Element data from apps and pages:
== == ==

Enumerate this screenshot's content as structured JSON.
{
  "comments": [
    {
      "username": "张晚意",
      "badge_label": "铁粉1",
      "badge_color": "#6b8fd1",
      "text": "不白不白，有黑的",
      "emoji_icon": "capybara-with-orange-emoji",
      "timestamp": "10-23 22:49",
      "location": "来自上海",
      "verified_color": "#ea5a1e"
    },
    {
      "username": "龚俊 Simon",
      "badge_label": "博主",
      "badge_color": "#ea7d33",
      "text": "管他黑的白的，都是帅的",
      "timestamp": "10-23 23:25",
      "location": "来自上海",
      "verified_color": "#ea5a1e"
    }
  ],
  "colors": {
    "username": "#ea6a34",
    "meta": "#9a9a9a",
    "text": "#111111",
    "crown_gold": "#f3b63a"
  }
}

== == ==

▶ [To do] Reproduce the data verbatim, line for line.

▶ [Answer to the exercise]
Enumerate this screenshot's content as structured JSON.
{
  "comments": [
    {
      "username": "张晚意",
      "badge_label": "铁粉1",
      "badge_color": "#6b8fd1",
      "text": "不白不白，有黑的",
      "emoji_icon": "capybara-with-orange-emoji",
      "timestamp": "10-23 22:49",
      "location": "来自上海",
      "verified_color": "#ea5a1e"
    },
    {
      "username": "龚俊 Simon",
      "badge_label": "博主",
      "badge_color": "#ea7d33",
      "text": "管他黑的白的，都是帅的",
      "timestamp": "10-23 23:25",
      "location": "来自上海",
      "verified_color": "#ea5a1e"
    }
  ],
  "colors": {
    "username": "#ea6a34",
    "meta": "#9a9a9a",
    "text": "#111111",
    "crown_gold": "#f3b63a"
  }
}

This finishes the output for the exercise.